(THE RECORDS):

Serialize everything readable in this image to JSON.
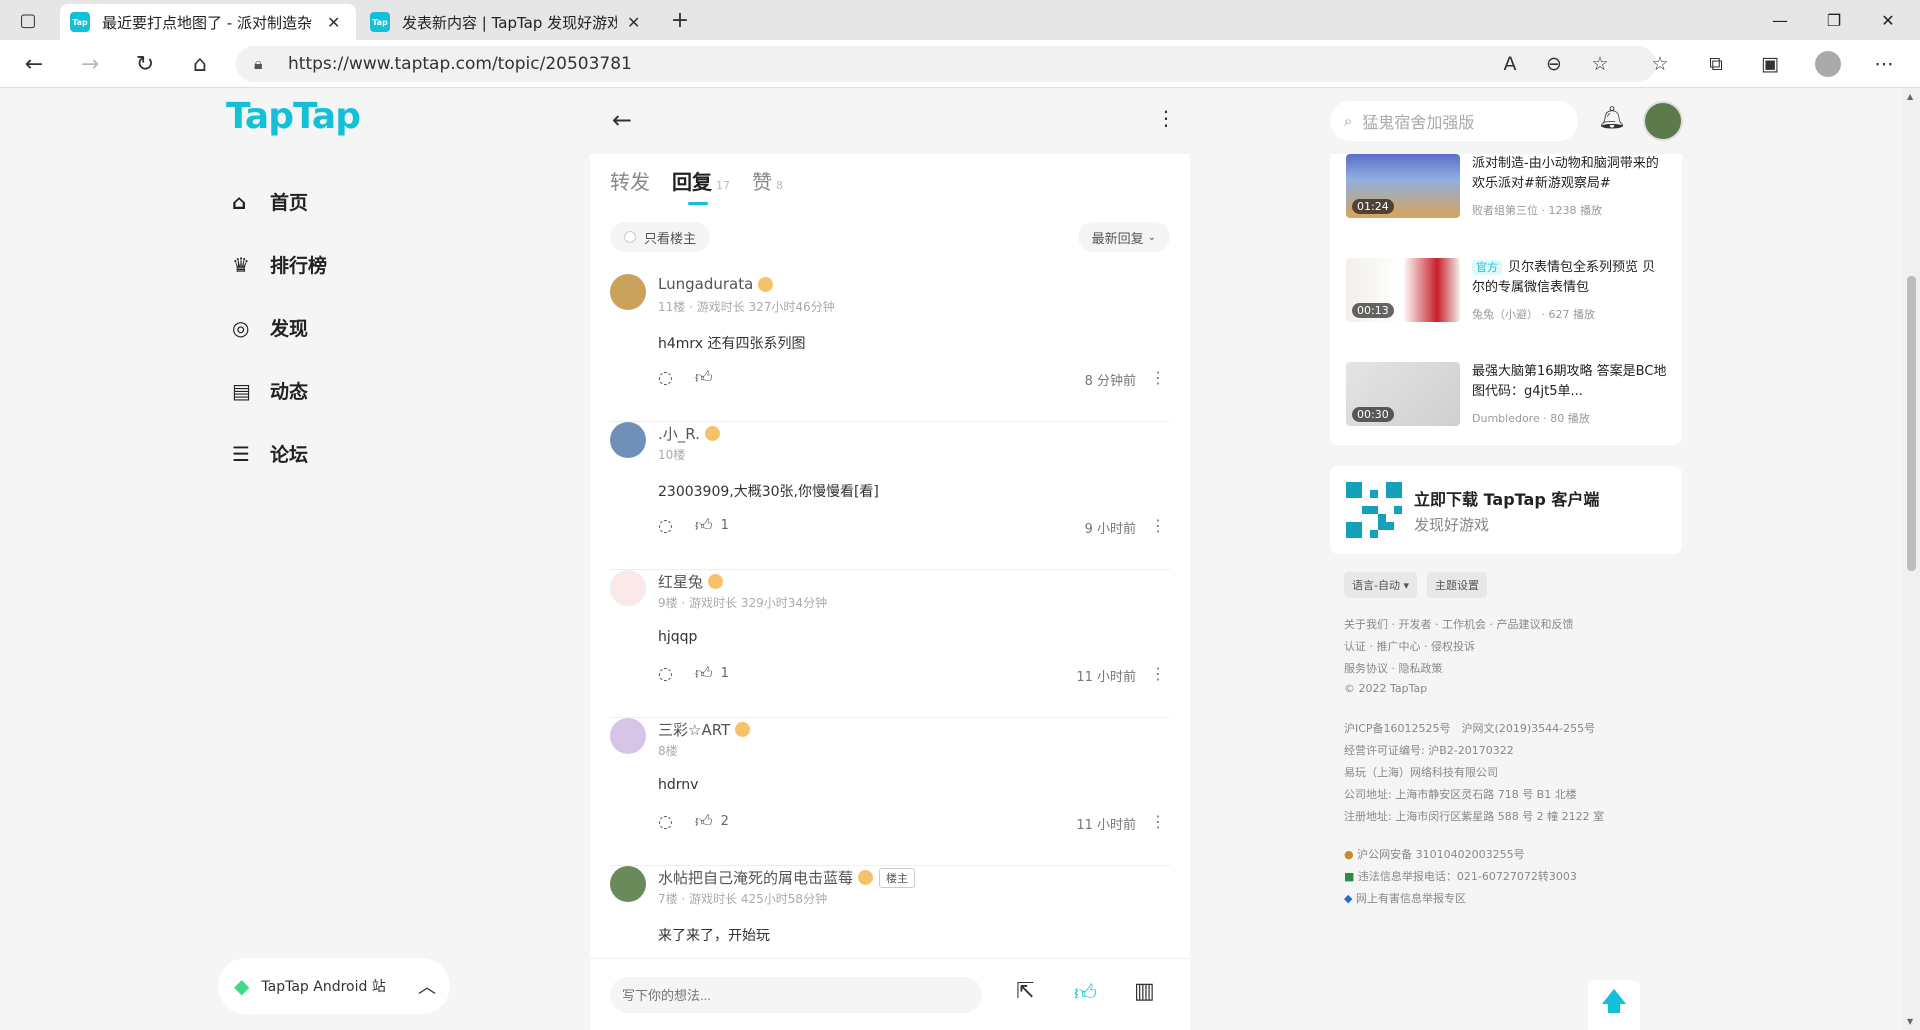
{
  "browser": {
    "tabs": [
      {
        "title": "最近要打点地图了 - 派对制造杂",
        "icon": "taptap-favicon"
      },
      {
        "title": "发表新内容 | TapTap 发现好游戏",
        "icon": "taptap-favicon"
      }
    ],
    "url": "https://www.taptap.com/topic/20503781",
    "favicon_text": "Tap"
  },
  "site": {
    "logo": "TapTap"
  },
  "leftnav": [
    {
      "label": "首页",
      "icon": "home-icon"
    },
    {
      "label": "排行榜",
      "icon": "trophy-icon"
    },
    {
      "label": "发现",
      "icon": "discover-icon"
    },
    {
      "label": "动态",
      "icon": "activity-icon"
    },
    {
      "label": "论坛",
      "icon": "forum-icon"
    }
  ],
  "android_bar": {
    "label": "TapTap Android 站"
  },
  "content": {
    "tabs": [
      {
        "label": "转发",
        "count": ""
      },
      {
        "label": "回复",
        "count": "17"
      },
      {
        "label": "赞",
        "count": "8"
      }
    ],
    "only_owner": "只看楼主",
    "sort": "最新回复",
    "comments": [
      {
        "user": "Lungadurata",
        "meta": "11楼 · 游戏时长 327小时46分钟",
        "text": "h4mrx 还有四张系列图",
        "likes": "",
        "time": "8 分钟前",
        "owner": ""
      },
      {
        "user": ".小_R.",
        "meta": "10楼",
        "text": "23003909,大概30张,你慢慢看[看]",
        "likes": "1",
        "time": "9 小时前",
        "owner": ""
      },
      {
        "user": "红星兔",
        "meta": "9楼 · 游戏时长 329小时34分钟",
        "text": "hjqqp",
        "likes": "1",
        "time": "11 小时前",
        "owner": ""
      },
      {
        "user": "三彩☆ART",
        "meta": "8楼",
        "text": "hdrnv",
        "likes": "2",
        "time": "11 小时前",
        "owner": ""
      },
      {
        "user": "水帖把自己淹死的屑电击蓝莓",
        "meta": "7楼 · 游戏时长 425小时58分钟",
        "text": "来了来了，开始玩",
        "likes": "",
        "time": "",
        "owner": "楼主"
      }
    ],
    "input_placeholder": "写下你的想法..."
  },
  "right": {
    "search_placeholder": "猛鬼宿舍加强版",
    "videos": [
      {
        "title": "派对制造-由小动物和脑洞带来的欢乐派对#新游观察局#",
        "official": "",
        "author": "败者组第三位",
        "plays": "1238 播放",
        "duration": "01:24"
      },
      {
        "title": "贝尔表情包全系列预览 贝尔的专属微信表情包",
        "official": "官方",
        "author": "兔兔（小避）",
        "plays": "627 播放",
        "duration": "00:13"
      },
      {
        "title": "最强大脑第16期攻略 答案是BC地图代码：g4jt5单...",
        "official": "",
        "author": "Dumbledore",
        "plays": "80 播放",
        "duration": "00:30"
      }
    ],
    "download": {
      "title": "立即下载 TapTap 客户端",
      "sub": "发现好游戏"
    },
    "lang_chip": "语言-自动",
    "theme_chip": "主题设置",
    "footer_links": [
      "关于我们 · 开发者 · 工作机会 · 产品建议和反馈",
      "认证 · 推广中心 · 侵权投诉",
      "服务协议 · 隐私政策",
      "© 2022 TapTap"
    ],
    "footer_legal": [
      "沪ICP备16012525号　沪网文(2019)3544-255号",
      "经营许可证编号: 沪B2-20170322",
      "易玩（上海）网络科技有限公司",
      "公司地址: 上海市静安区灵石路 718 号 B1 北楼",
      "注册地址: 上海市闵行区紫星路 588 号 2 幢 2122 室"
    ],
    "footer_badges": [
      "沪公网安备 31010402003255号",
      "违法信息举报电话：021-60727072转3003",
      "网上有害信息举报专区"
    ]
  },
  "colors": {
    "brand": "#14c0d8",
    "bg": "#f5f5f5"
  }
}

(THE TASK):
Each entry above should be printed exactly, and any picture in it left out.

(EXERCISE RESPONSE):
Serialize everything readable in this image to JSON.
{
  "browser": {
    "tabs": [
      {
        "title": "最近要打点地图了 - 派对制造杂",
        "icon": "taptap-favicon"
      },
      {
        "title": "发表新内容 | TapTap 发现好游戏",
        "icon": "taptap-favicon"
      }
    ],
    "url": "https://www.taptap.com/topic/20503781",
    "favicon_text": "Tap"
  },
  "site": {
    "logo": "TapTap"
  },
  "leftnav": [
    {
      "label": "首页",
      "icon": "home-icon"
    },
    {
      "label": "排行榜",
      "icon": "trophy-icon"
    },
    {
      "label": "发现",
      "icon": "discover-icon"
    },
    {
      "label": "动态",
      "icon": "activity-icon"
    },
    {
      "label": "论坛",
      "icon": "forum-icon"
    }
  ],
  "android_bar": {
    "label": "TapTap Android 站"
  },
  "content": {
    "tabs": [
      {
        "label": "转发",
        "count": ""
      },
      {
        "label": "回复",
        "count": "17"
      },
      {
        "label": "赞",
        "count": "8"
      }
    ],
    "only_owner": "只看楼主",
    "sort": "最新回复",
    "comments": [
      {
        "user": "Lungadurata",
        "meta": "11楼 · 游戏时长 327小时46分钟",
        "text": "h4mrx 还有四张系列图",
        "likes": "",
        "time": "8 分钟前",
        "owner": ""
      },
      {
        "user": ".小_R.",
        "meta": "10楼",
        "text": "23003909,大概30张,你慢慢看[看]",
        "likes": "1",
        "time": "9 小时前",
        "owner": ""
      },
      {
        "user": "红星兔",
        "meta": "9楼 · 游戏时长 329小时34分钟",
        "text": "hjqqp",
        "likes": "1",
        "time": "11 小时前",
        "owner": ""
      },
      {
        "user": "三彩☆ART",
        "meta": "8楼",
        "text": "hdrnv",
        "likes": "2",
        "time": "11 小时前",
        "owner": ""
      },
      {
        "user": "水帖把自己淹死的屑电击蓝莓",
        "meta": "7楼 · 游戏时长 425小时58分钟",
        "text": "来了来了，开始玩",
        "likes": "",
        "time": "",
        "owner": "楼主"
      }
    ],
    "input_placeholder": "写下你的想法..."
  },
  "right": {
    "search_placeholder": "猛鬼宿舍加强版",
    "videos": [
      {
        "title": "派对制造-由小动物和脑洞带来的欢乐派对#新游观察局#",
        "official": "",
        "author": "败者组第三位",
        "plays": "1238 播放",
        "duration": "01:24"
      },
      {
        "title": "贝尔表情包全系列预览 贝尔的专属微信表情包",
        "official": "官方",
        "author": "兔兔（小避）",
        "plays": "627 播放",
        "duration": "00:13"
      },
      {
        "title": "最强大脑第16期攻略 答案是BC地图代码：g4jt5单...",
        "official": "",
        "author": "Dumbledore",
        "plays": "80 播放",
        "duration": "00:30"
      }
    ],
    "download": {
      "title": "立即下载 TapTap 客户端",
      "sub": "发现好游戏"
    },
    "lang_chip": "语言-自动",
    "theme_chip": "主题设置",
    "footer_links": [
      "关于我们 · 开发者 · 工作机会 · 产品建议和反馈",
      "认证 · 推广中心 · 侵权投诉",
      "服务协议 · 隐私政策",
      "© 2022 TapTap"
    ],
    "footer_legal": [
      "沪ICP备16012525号　沪网文(2019)3544-255号",
      "经营许可证编号: 沪B2-20170322",
      "易玩（上海）网络科技有限公司",
      "公司地址: 上海市静安区灵石路 718 号 B1 北楼",
      "注册地址: 上海市闵行区紫星路 588 号 2 幢 2122 室"
    ],
    "footer_badges": [
      "沪公网安备 31010402003255号",
      "违法信息举报电话：021-60727072转3003",
      "网上有害信息举报专区"
    ]
  },
  "colors": {
    "brand": "#14c0d8",
    "bg": "#f5f5f5"
  }
}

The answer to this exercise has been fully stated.